One restaurant’s cheese steak leads to an at-home version.
GoodFellas (one word) is a restaurant located in the artery of streets bordering Kamuning and the Scout area in Quezon City. It pops up out of nowhere, a disparate entity amidst the beer gardens, barbecue joints, and barbershops. Inside, the restaurant is a consecration to dark wood and framed photos of scenes from the GoodFellas (1990) movie. A bar of sorts but really a large podium holds court in the back and center of the room, serving as a cashier area and tableware repository. Behind it is a glass window separating the open kitchen.
This is a small place, almost constrictingly so. Acoustics don’t allow (thankfully!) one to overhear another’s conversations, but the general feeling is that of cattle cooped in a truck. There’s a larger, more private booth at the back and the glassed-in smoking area that’s opened up when the main room gets crowded.
GoodFellas prides itself on its beef. Burgers and steaks are the main draw here with fish and chips, ribs, and the gratuitous pasta dishes as supporting cast. If you’re blessed with sharp vision, you’ll see a chalkboard on the wall visible at the entrance that advertises dry-aged Prime Angus beef and All-American Wagyu. It’s a tasty alternative for when one is feeling flush.
But we’re here for the steaks and the cheese steak tonight, although it takes some time – a long time – before we get either. I get the impression that the kitchen fulfills the orders per table on a first-come first-serve basis. Thus, 20 minutes have passed before we’re told that our mozzarella stick appetizers “…have just run out”, and shortly afterwards, we’re informed that Boo’s order of fried chicken “… has just run out” also. It’s enough to dampen one’s appetite and we have an urgent situation on our hands in the form of a starving, agitated 8 year old. The servers are harried but polite and recommend the salpicao with rice pilaf (Carlito’s Gang P375) as a dish that can be served quickly. So we order it, we try it, but I don’t recommend it. There are other dishes that GoodFellas does better, I’m sure of it.
Finally, after 35 minutes of waiting, the cheese steak (Pat and Geno’s sandwich; P220, solo/P270, fries + drink) arrives. It’s hefty and dripping gravy, a puddle of juice forming on the butcher paper, a wonderful dip for the thick-cut fries. Only the middle of the faux ciabatta roll has been sliced through, a thoughtful gesture so that the beef doesn’t tumble out the sides on first bite.

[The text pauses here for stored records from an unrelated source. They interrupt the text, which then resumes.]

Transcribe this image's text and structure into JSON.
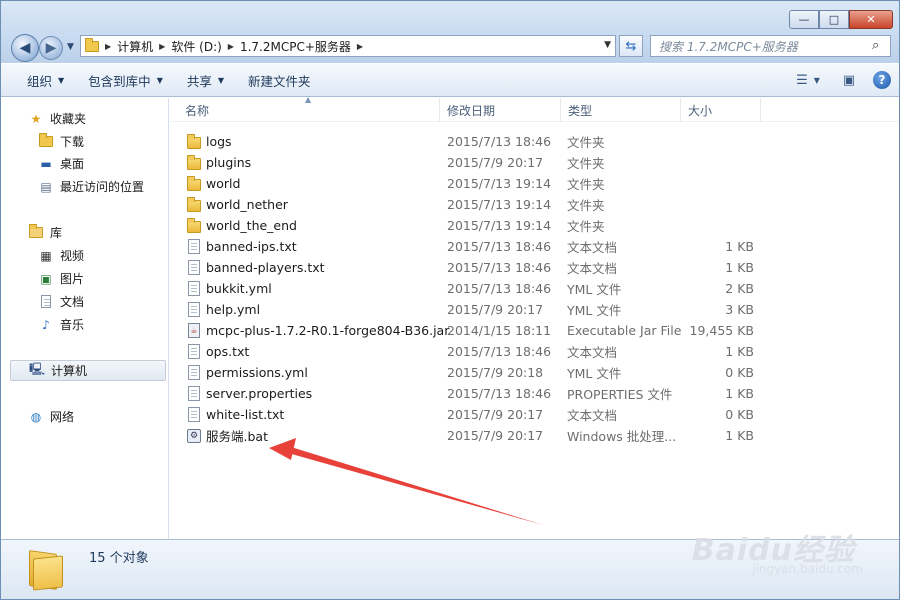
{
  "window": {
    "min_label": "—",
    "max_label": "□",
    "close_label": "✕"
  },
  "address": {
    "crumbs": [
      "计算机",
      "软件 (D:)",
      "1.7.2MCPC+服务器"
    ]
  },
  "search": {
    "placeholder": "搜索 1.7.2MCPC+服务器"
  },
  "toolbar": {
    "organize": "组织",
    "include_library": "包含到库中",
    "share": "共享",
    "new_folder": "新建文件夹"
  },
  "sidebar": {
    "favorites": "收藏夹",
    "downloads": "下载",
    "desktop": "桌面",
    "recent": "最近访问的位置",
    "libraries": "库",
    "videos": "视频",
    "pictures": "图片",
    "documents": "文档",
    "music": "音乐",
    "computer": "计算机",
    "network": "网络"
  },
  "columns": {
    "name": "名称",
    "date": "修改日期",
    "type": "类型",
    "size": "大小"
  },
  "files": [
    {
      "name": "logs",
      "date": "2015/7/13 18:46",
      "type": "文件夹",
      "size": "",
      "icon": "folder"
    },
    {
      "name": "plugins",
      "date": "2015/7/9 20:17",
      "type": "文件夹",
      "size": "",
      "icon": "folder"
    },
    {
      "name": "world",
      "date": "2015/7/13 19:14",
      "type": "文件夹",
      "size": "",
      "icon": "folder"
    },
    {
      "name": "world_nether",
      "date": "2015/7/13 19:14",
      "type": "文件夹",
      "size": "",
      "icon": "folder"
    },
    {
      "name": "world_the_end",
      "date": "2015/7/13 19:14",
      "type": "文件夹",
      "size": "",
      "icon": "folder"
    },
    {
      "name": "banned-ips.txt",
      "date": "2015/7/13 18:46",
      "type": "文本文档",
      "size": "1 KB",
      "icon": "document"
    },
    {
      "name": "banned-players.txt",
      "date": "2015/7/13 18:46",
      "type": "文本文档",
      "size": "1 KB",
      "icon": "document"
    },
    {
      "name": "bukkit.yml",
      "date": "2015/7/13 18:46",
      "type": "YML 文件",
      "size": "2 KB",
      "icon": "document"
    },
    {
      "name": "help.yml",
      "date": "2015/7/9 20:17",
      "type": "YML 文件",
      "size": "3 KB",
      "icon": "document"
    },
    {
      "name": "mcpc-plus-1.7.2-R0.1-forge804-B36.jar",
      "date": "2014/1/15 18:11",
      "type": "Executable Jar File",
      "size": "19,455 KB",
      "icon": "jar"
    },
    {
      "name": "ops.txt",
      "date": "2015/7/13 18:46",
      "type": "文本文档",
      "size": "1 KB",
      "icon": "document"
    },
    {
      "name": "permissions.yml",
      "date": "2015/7/9 20:18",
      "type": "YML 文件",
      "size": "0 KB",
      "icon": "document"
    },
    {
      "name": "server.properties",
      "date": "2015/7/13 18:46",
      "type": "PROPERTIES 文件",
      "size": "1 KB",
      "icon": "document"
    },
    {
      "name": "white-list.txt",
      "date": "2015/7/9 20:17",
      "type": "文本文档",
      "size": "0 KB",
      "icon": "document"
    },
    {
      "name": "服务端.bat",
      "date": "2015/7/9 20:17",
      "type": "Windows 批处理...",
      "size": "1 KB",
      "icon": "batch"
    }
  ],
  "status": {
    "count": "15 个对象"
  },
  "annotation": {
    "arrow_color": "#e8413a"
  },
  "watermark": {
    "brand": "Baidu经验",
    "url": "jingyan.baidu.com"
  }
}
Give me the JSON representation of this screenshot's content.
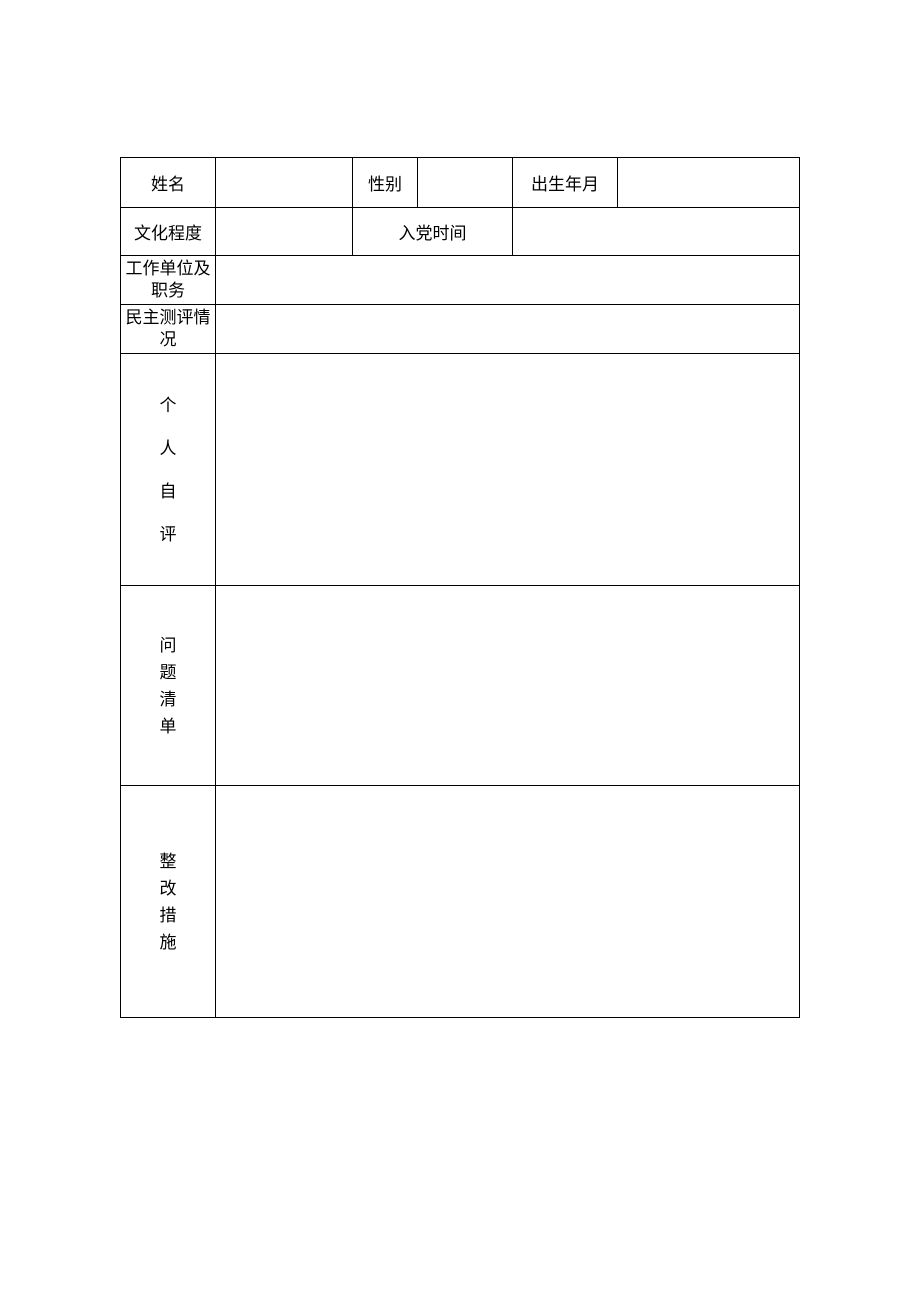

Paper-thin slices of beef are cosseted in a coat of cheese, perhaps Cheez Whiz or a similar processed cheese sauce, as well as shreds of cheddar that have melted and thickened the cheese sauce quite nicely. It’s all quite satisfying albeit a bit on the sweet side. We end up ordering two of these.
As for the rib-eye (Santino’s, 8-10 ozs. P895), it’s sufficient but terribly thin, its saving grace being its tenderness and smoky notes. I especially like the charred, crispier ends.
It turns out that the GoodFellas cheese steak sandwich leaves more than a lasting impression on my Bin. It becomes the one track soundtrack on constant repeat in his brain that the next day, he’s off to the supermarket to procure the ingredients for his own cheese steak. I’ve written before about my husband’s propensity for the kitchen, his ability to tease out flavors using only his mind and memories past as a recipe. This one is no different.
Only sirloin strips are available today so my Bin uses a mallet to pound the dead daylights out of the beef. Into the hot pan they go where now-translucent rings of onion are caramelizing, imbued in the juices of the rendering shiitake and button mushrooms. It’s all making for a fine funk of aromas. Bottles of assorted origin and contents line the counter near where my Bin works. A scoop of this, a dollop of that, and then a long ribbon of Cheez Whiz trails its effervescent yellow onto the brown beef. The sauce becomes a deep amber, the edges of beef glinting under the kitchen light.
On his request, I grate nuggets from a chunk of cheddar, its addition thickening up the sauce superbly. Coincidentally, I have something similar to the bread that GoodFellas uses, so I get to work toasting it and slicing it partway for our cheese steaks.
We settle at the table. “Wow, this is some craving you’ve got, hon,” I remark, scooping in some beef into my roll. “I couldn’t help but think that I could make a cheese steak as good or even better than the one last night,” my Bin replies.
I take a bite. He’s right.